** Opening Records to process block **

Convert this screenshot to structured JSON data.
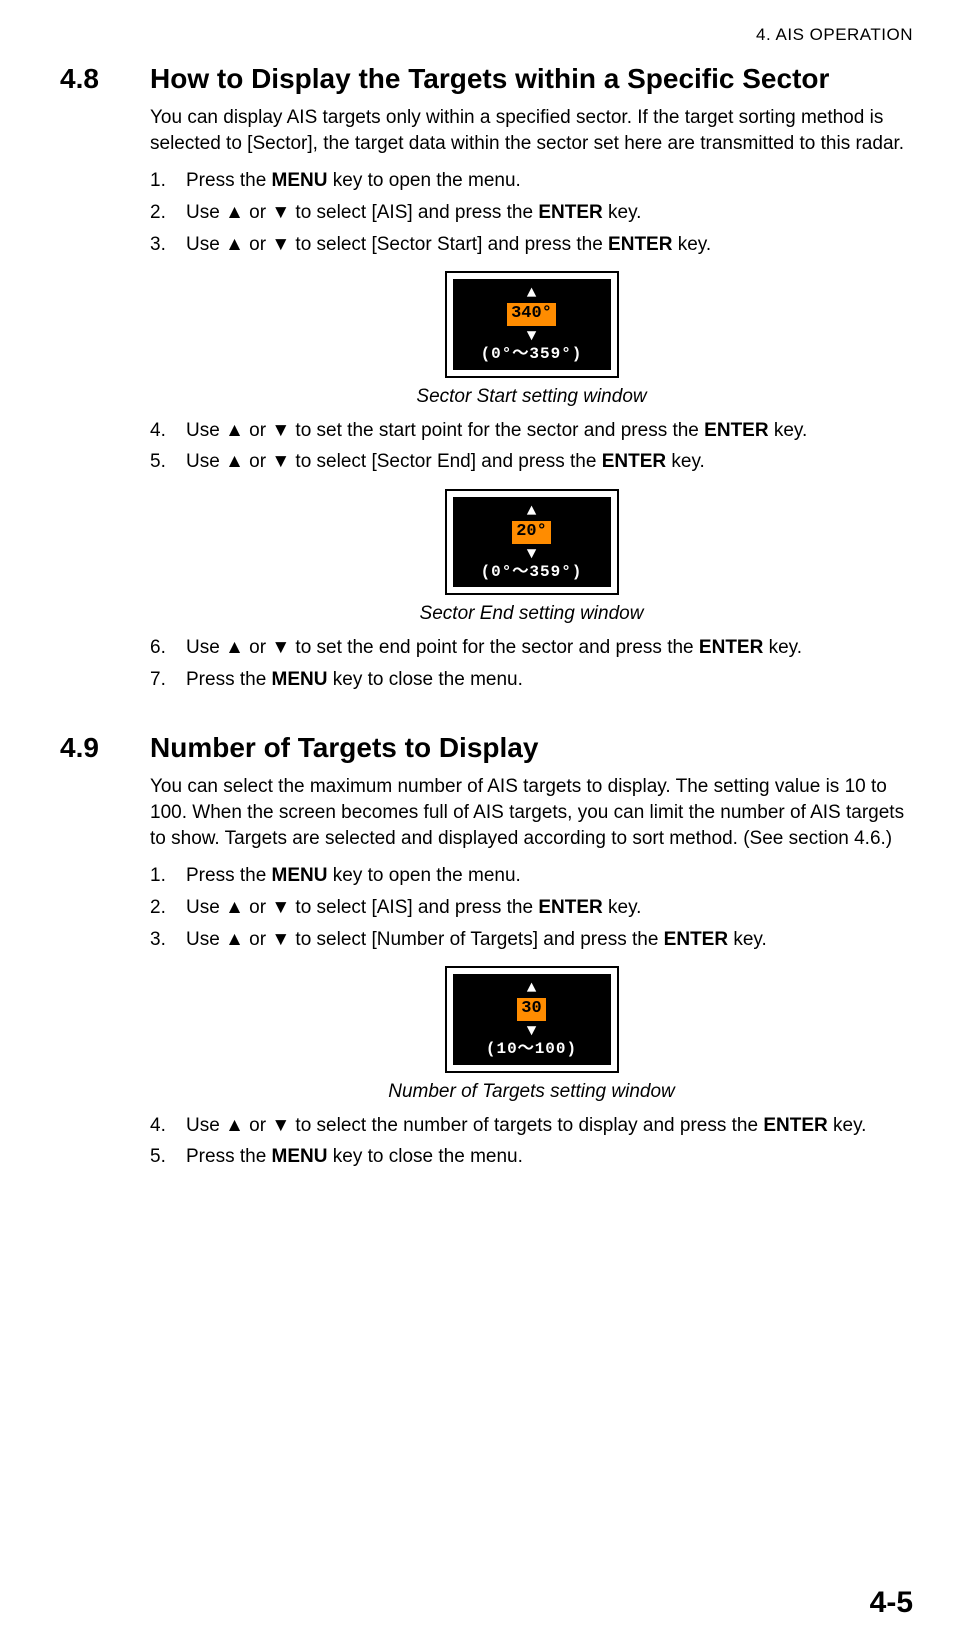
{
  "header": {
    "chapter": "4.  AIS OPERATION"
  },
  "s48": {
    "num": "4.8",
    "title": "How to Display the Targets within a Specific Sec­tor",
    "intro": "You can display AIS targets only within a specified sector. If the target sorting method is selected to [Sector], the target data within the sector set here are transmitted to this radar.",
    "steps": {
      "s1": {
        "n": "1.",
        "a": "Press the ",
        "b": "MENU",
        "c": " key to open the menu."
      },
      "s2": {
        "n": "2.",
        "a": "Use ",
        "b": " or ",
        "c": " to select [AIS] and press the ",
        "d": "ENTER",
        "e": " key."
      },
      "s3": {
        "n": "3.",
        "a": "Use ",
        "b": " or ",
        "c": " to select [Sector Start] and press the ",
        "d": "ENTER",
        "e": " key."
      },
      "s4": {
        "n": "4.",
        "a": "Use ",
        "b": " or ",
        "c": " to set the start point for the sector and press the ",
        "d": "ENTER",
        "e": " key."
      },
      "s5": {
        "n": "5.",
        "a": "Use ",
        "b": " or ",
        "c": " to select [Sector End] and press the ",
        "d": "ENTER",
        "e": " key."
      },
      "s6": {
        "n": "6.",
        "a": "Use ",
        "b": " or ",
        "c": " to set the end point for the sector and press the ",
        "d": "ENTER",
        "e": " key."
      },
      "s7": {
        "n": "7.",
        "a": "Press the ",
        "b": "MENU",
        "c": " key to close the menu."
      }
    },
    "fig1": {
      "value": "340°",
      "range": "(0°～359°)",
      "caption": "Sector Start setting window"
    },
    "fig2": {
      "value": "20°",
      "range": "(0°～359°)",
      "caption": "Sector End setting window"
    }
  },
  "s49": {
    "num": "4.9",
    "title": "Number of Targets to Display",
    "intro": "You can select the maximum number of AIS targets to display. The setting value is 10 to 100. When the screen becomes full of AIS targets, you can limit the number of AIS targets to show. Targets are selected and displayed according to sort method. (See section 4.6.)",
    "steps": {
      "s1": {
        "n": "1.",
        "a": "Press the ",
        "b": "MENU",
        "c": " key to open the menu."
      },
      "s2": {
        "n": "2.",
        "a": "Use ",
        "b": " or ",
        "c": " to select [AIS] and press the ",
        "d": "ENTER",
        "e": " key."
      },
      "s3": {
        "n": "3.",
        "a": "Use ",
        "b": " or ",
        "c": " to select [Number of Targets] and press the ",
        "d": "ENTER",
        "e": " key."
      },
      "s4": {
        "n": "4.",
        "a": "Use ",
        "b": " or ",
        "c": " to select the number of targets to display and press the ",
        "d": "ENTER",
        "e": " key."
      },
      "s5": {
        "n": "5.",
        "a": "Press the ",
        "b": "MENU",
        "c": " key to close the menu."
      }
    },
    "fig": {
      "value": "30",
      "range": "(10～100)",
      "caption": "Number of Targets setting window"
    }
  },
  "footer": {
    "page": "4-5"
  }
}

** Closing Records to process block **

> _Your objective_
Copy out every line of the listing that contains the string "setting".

> _Result for this task_
      "caption": "Sector Start setting window"
      "caption": "Sector End setting window"
    "intro": "You can select the maximum number of AIS targets to display. The setting value is 10 to 100. When the screen becomes full of AIS targets, you can limit the number of AIS targets to show. Targets are selected and displayed according to sort method. (See section 4.6.)",
      "caption": "Number of Targets setting window"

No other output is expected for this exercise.